Entries taken from a collection =>
::::::::

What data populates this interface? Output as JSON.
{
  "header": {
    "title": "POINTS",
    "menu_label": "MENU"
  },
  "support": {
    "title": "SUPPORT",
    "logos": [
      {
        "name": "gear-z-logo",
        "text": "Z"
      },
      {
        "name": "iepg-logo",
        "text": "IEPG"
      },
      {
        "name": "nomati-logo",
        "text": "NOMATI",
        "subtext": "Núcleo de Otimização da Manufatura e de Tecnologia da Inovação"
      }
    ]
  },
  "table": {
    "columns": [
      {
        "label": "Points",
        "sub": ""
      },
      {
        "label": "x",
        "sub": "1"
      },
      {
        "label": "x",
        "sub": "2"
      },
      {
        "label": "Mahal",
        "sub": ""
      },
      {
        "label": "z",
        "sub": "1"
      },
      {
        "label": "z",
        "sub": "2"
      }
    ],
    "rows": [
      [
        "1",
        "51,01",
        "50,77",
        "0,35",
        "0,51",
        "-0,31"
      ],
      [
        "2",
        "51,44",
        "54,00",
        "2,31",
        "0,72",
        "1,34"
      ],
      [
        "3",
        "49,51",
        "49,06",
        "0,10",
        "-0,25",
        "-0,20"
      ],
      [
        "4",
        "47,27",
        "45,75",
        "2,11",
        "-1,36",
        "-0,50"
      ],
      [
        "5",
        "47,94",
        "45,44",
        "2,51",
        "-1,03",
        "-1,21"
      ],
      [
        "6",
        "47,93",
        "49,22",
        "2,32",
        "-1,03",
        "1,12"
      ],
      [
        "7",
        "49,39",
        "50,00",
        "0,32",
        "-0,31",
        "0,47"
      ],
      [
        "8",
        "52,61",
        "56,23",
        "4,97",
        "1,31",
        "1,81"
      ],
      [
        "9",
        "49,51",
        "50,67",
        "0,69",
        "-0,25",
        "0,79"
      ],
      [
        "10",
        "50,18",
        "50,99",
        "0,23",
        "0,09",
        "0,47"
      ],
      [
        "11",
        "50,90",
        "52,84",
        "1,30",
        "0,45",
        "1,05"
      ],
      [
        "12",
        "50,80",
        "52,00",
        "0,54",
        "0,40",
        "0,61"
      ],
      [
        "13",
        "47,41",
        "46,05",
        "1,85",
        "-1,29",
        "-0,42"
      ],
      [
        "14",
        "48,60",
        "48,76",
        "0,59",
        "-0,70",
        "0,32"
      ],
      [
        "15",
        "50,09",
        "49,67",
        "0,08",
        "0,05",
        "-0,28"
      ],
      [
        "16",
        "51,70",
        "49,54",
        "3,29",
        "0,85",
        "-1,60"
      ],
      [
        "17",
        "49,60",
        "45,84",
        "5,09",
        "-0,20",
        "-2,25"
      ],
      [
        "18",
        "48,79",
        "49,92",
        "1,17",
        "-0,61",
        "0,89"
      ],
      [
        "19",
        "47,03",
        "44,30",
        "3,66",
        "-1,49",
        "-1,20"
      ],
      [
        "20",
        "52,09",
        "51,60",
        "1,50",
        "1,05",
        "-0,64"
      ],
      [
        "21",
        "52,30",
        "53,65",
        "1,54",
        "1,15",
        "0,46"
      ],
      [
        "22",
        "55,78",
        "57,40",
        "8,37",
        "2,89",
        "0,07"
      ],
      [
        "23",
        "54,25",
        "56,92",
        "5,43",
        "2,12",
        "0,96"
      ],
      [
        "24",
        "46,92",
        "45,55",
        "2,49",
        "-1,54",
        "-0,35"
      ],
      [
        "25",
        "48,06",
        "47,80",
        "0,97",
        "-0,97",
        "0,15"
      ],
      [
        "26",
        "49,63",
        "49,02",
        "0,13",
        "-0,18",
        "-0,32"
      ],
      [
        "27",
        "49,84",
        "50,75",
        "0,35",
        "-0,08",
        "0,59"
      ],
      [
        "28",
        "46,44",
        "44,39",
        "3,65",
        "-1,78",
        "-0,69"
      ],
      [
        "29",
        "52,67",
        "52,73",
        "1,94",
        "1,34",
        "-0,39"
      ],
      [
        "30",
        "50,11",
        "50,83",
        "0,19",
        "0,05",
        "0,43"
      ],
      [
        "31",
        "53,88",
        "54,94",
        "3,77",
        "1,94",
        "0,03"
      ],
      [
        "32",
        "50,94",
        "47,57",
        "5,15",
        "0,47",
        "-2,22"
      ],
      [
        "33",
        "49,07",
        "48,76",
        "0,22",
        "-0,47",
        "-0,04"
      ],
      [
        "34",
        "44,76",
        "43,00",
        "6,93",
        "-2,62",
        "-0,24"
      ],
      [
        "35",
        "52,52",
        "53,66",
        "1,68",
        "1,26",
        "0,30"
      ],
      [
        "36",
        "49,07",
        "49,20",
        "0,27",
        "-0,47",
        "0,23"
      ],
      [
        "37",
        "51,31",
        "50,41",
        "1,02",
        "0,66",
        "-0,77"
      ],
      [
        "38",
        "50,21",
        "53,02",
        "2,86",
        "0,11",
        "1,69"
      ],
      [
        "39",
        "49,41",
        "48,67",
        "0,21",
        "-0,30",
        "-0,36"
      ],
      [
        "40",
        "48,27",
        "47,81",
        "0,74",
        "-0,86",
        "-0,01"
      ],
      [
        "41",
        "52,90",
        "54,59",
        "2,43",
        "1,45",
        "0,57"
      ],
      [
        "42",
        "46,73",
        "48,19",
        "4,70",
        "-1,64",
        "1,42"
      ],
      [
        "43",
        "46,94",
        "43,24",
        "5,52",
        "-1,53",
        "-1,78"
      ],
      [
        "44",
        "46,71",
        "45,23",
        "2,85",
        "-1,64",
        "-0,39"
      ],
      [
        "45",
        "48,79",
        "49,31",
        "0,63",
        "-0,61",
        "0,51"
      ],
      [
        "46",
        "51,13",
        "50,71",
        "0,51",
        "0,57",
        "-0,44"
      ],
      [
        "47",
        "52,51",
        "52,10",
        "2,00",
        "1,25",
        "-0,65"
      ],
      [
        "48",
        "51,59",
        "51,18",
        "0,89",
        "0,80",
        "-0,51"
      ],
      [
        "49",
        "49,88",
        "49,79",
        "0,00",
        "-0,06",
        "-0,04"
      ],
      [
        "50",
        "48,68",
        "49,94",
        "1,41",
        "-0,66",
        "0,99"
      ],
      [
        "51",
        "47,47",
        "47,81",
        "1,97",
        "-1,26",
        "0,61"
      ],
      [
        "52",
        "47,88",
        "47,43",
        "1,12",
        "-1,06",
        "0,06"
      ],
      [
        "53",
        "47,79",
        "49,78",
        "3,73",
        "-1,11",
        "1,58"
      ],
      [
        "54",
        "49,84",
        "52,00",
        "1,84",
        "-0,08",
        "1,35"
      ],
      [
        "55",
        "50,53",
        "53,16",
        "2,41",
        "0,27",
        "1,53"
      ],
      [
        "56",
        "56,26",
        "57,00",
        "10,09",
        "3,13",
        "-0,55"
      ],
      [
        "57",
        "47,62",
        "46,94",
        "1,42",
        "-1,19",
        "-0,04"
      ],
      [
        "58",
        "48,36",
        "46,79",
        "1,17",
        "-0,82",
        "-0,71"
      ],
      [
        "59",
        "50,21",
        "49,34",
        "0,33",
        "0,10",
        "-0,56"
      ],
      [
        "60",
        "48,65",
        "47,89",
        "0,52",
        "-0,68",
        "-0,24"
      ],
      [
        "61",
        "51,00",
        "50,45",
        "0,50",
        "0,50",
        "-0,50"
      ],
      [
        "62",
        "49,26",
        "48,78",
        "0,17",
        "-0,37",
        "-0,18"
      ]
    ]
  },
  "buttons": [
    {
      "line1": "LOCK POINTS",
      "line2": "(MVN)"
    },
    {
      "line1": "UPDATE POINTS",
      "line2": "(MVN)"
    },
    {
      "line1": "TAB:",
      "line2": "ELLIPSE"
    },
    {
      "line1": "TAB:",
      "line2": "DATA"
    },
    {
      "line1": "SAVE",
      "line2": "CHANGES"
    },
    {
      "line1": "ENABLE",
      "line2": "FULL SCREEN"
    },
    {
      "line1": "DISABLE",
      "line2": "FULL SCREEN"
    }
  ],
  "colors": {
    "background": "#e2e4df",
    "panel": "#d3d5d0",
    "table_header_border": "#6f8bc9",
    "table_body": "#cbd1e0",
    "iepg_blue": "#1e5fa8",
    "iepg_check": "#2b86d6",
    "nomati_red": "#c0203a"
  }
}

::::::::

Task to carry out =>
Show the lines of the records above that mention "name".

Answer to this task =>
        "name": "gear-z-logo",
        "name": "iepg-logo",
        "name": "nomati-logo",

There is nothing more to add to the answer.